Story by Nina Gwin and Mandolin Arnett
Fashion in LGBTQ+ communities has historically been outlandish and eccentric. From anti-fashion to drag to symbolic piercings, LGBTQ+ people are drawn to using fashion to congregate a sense of belonging. Recently, circus and jester-inspired elements have become an influence among queer fashion; the slang term “clowncore” describes the aesthetic pertaining to modernized circus attire. Clown-like silhouettes and motifs are seen on red carpets and runways.
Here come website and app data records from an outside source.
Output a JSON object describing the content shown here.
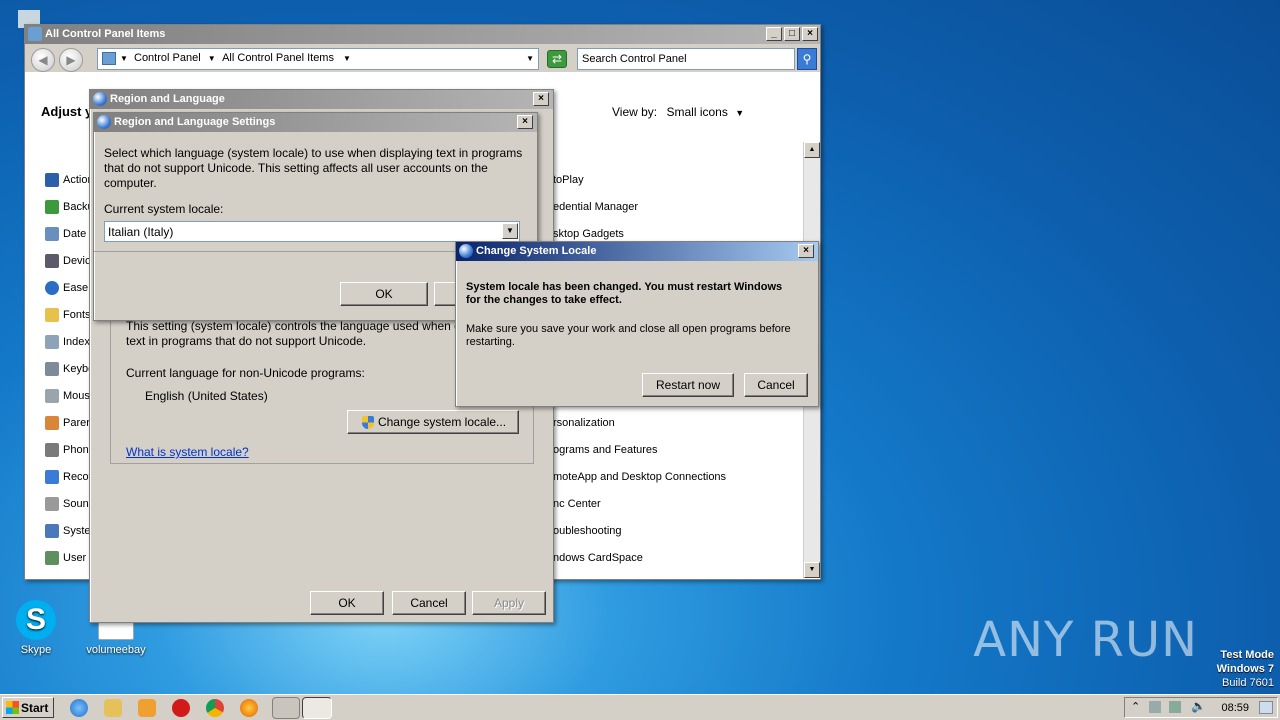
{
  "desktop": {
    "icons": [
      {
        "label": "Skype"
      },
      {
        "label": "volumeebay"
      }
    ],
    "watermark": "ANY RUN",
    "test_mode": [
      "Test Mode",
      "Windows 7",
      "Build 7601"
    ]
  },
  "control_panel": {
    "title": "All Control Panel Items",
    "breadcrumb": [
      "Control Panel",
      "All Control Panel Items"
    ],
    "search_placeholder": "Search Control Panel",
    "heading": "Adjust y",
    "view_by_label": "View by:",
    "view_by_value": "Small icons",
    "left_items": [
      "Action",
      "Backu",
      "Date",
      "Device",
      "Ease",
      "Fonts",
      "Index",
      "Keybo",
      "Mouse",
      "Parer",
      "Phone",
      "Recov",
      "Sound",
      "Syste",
      "User"
    ],
    "right_items": [
      "toPlay",
      "edential Manager",
      "sktop Gadgets",
      "rsonalization",
      "ograms and Features",
      "moteApp and Desktop Connections",
      "nc Center",
      "oubleshooting",
      "ndows CardSpace"
    ]
  },
  "region_language": {
    "title": "Region and Language",
    "description": [
      "This setting (system locale) controls the language used when d",
      "text in programs that do not support Unicode."
    ],
    "current_label": "Current language for non-Unicode programs:",
    "current_value": "English (United States)",
    "change_button": "Change system locale...",
    "help_link": "What is system locale?",
    "ok": "OK",
    "cancel": "Cancel",
    "apply": "Apply"
  },
  "region_settings": {
    "title": "Region and Language Settings",
    "description": [
      "Select which language (system locale) to use when displaying text in programs",
      "that do not support Unicode. This setting affects all user accounts on the",
      "computer."
    ],
    "locale_label": "Current system locale:",
    "locale_value": "Italian (Italy)",
    "ok": "OK"
  },
  "change_locale": {
    "title": "Change System Locale",
    "message_bold": [
      "System locale has been changed. You must restart Windows",
      "for the changes to take effect."
    ],
    "message": [
      "Make sure you save your work and close all open programs before",
      "restarting."
    ],
    "restart_button": "Restart now",
    "cancel_button": "Cancel"
  },
  "taskbar": {
    "start_label": "Start",
    "clock": "08:59"
  }
}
Balloon-like silhouettes, oversized collars and absurd, colorful prints have emerged within the fashion realm and are trickling down into streetwear among queer youth.
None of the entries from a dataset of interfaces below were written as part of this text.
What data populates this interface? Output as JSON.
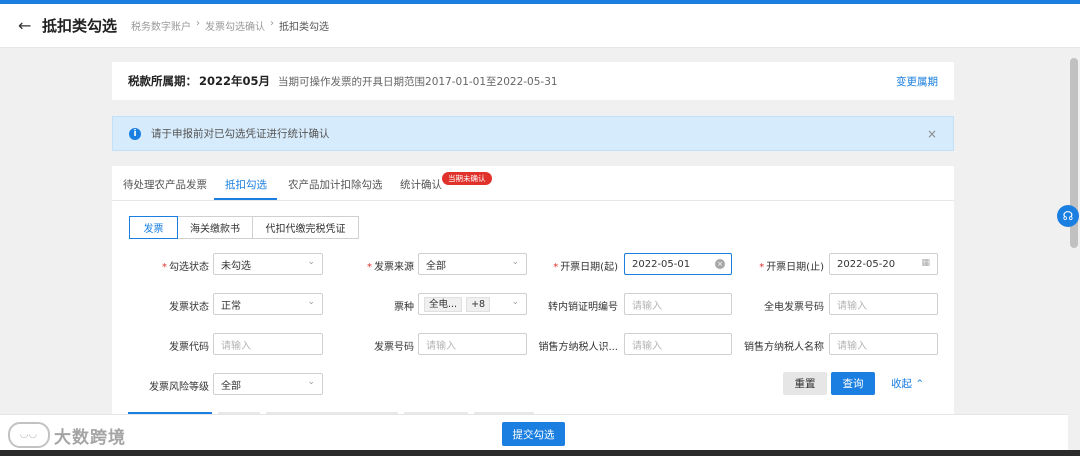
{
  "header": {
    "title": "抵扣类勾选",
    "breadcrumb": [
      "税务数字账户",
      "发票勾选确认",
      "抵扣类勾选"
    ]
  },
  "period": {
    "label": "税款所属期：",
    "value": "2022年05月",
    "range": "当期可操作发票的开具日期范围2017-01-01至2022-05-31",
    "change_link": "变更属期"
  },
  "alert": {
    "message": "请于申报前对已勾选凭证进行统计确认"
  },
  "tabs": {
    "items": [
      "待处理农产品发票",
      "抵扣勾选",
      "农产品加计扣除勾选",
      "统计确认"
    ],
    "active": "抵扣勾选",
    "badge": "当期未确认"
  },
  "doc_types": {
    "items": [
      "发票",
      "海关缴款书",
      "代扣代缴完税凭证"
    ],
    "active": "发票"
  },
  "filters": {
    "check_status": {
      "label": "勾选状态",
      "value": "未勾选"
    },
    "invoice_source": {
      "label": "发票来源",
      "value": "全部"
    },
    "issue_date_start": {
      "label": "开票日期(起)",
      "value": "2022-05-01"
    },
    "issue_date_end": {
      "label": "开票日期(止)",
      "value": "2022-05-20"
    },
    "invoice_status": {
      "label": "发票状态",
      "value": "正常"
    },
    "ticket_type": {
      "label": "票种",
      "value": "全电...",
      "extra": "+8"
    },
    "transfer_no": {
      "label": "转内销证明编号",
      "placeholder": "请输入"
    },
    "full_elec_no": {
      "label": "全电发票号码",
      "placeholder": "请输入"
    },
    "invoice_code": {
      "label": "发票代码",
      "placeholder": "请输入"
    },
    "invoice_no": {
      "label": "发票号码",
      "placeholder": "请输入"
    },
    "seller_tax_id": {
      "label": "销售方纳税人识...",
      "placeholder": "请输入"
    },
    "seller_name": {
      "label": "销售方纳税人名称",
      "placeholder": "请输入"
    },
    "risk_level": {
      "label": "发票风险等级",
      "value": "全部"
    }
  },
  "actions": {
    "reset": "重置",
    "query": "查询",
    "collapse": "收起"
  },
  "footer": {
    "submit": "提交勾选"
  },
  "watermark": "大数跨境",
  "colors": {
    "primary": "#1a7fe0",
    "danger": "#e0322b",
    "alert_bg": "#d6ebfb"
  }
}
When it comes to finding a sense of belonging through fashion, many LGBTQ+ youth feel as though the way they dress solidifies their identity as queer people. “All of my clothes are pastel and colorful and fun,” said Candy Autrey, a Kent State freshman, “and I’m also fun and colorful and outgoing. So I like to show that I’m outgoing with my clothes.”
As far back as the 1980s, designers like Franco Moschino and Betsey Johnson were paving the way for this niche of fashion with color blocking, campy proportions and in-your-face patterns. Another possible link to how “clowncore” came to mainstream queer fashion can be traced to New York City’s 1980s ballroom culture and 1990s Club Kids. Both of these involved creating never-before-seen and really out-of-the-box inventive details. At that time, fashion like this was much less accepted, especially during the AIDS crisis and the hysteria surrounding queer people.
The ballroom and Club Kids culture in the 1990s enticed people who were looking for a lighthearted escape out of a very heavy era. People’s chosen families were rapidly passing around them, and ballroom and clubbing was a way to cope with it all. At its core, clown-like queer fashion deconstructed rules.
Clothes can be used not only to satisfy an exuberant aesthetic, but also to gratify gender. Ashley Nolan, a Kent State sophomore, said, “I feel like the clothing I wear definitely shows that I’m queer.” Combining queer-coded motifs with androgynous silhouettes creates leeway for LGBTQ+ individuals to engage in queer fashion.
“I mean, I guess I do like to combine ‘male and female’ clothing and mesh them together and make an androgynous outfit,” added Nolan. “I feel like queer people kind of add more character to their outfit by layering, wearing mismatched stuff and, you know, kind of experimenting.” Overall, queer individuals have a history of using fashion to engage in interpersonal and interpersonal proclamation.